* Work to be completed
Scan the lines below and report each one containing "hình" by copying it.

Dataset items
=====
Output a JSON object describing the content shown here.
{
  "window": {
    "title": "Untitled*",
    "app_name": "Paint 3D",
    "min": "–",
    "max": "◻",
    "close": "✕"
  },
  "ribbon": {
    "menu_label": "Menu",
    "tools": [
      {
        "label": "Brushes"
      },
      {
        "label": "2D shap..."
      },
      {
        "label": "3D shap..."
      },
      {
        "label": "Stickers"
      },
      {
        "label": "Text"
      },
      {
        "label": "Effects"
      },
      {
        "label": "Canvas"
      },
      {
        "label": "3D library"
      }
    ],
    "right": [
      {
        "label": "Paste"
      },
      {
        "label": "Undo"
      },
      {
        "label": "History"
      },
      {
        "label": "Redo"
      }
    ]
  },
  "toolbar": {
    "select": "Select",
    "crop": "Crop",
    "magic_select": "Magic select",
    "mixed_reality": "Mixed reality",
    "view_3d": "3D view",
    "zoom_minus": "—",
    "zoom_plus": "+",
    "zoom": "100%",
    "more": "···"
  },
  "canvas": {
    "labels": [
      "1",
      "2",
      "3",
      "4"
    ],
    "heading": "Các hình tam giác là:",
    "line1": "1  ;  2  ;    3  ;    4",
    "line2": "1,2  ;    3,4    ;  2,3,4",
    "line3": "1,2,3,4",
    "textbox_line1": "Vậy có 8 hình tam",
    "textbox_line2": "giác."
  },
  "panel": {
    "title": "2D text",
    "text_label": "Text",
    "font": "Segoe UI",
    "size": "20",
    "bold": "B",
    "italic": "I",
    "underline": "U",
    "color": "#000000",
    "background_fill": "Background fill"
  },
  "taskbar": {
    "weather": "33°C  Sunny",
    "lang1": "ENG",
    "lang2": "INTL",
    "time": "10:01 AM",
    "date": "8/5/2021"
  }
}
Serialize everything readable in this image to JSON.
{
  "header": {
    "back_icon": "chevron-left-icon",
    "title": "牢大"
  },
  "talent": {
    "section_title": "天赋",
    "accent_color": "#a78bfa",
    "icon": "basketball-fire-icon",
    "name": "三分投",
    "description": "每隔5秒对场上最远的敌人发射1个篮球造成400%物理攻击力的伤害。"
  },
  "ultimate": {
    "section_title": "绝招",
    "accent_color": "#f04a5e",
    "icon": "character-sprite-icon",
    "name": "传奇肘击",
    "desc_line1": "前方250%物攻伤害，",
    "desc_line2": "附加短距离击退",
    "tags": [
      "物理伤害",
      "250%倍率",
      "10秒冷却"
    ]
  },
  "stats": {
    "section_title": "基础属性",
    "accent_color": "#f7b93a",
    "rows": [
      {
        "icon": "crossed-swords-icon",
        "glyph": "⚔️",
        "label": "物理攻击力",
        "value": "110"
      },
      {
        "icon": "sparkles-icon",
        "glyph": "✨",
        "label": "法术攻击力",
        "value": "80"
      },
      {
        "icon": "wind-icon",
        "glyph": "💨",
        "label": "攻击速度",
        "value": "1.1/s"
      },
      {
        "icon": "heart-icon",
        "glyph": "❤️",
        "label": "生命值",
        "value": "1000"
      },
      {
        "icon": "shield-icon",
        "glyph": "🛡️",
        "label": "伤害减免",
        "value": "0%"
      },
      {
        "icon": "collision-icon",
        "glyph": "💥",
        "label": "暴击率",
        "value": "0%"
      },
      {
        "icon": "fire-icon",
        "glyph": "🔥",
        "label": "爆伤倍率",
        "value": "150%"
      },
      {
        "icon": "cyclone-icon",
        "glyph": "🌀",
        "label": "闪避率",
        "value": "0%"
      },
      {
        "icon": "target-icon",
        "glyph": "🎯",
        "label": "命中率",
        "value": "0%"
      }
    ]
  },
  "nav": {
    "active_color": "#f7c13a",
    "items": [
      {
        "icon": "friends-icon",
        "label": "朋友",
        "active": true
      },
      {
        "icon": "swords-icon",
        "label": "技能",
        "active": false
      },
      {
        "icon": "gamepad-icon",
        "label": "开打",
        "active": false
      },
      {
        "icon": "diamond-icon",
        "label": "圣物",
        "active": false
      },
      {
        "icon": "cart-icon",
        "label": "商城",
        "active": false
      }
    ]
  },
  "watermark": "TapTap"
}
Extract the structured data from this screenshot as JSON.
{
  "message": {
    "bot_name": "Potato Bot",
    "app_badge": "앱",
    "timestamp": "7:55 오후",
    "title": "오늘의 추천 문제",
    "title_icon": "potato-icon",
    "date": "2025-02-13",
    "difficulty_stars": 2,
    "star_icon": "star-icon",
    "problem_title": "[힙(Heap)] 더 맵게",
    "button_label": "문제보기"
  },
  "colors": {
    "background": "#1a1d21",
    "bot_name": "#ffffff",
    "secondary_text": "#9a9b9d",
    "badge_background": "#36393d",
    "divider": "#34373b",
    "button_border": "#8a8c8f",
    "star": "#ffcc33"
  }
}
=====
* Your solution
    "heading": "Các hình tam giác là:",
    "textbox_line1": "Vậy có 8 hình tam",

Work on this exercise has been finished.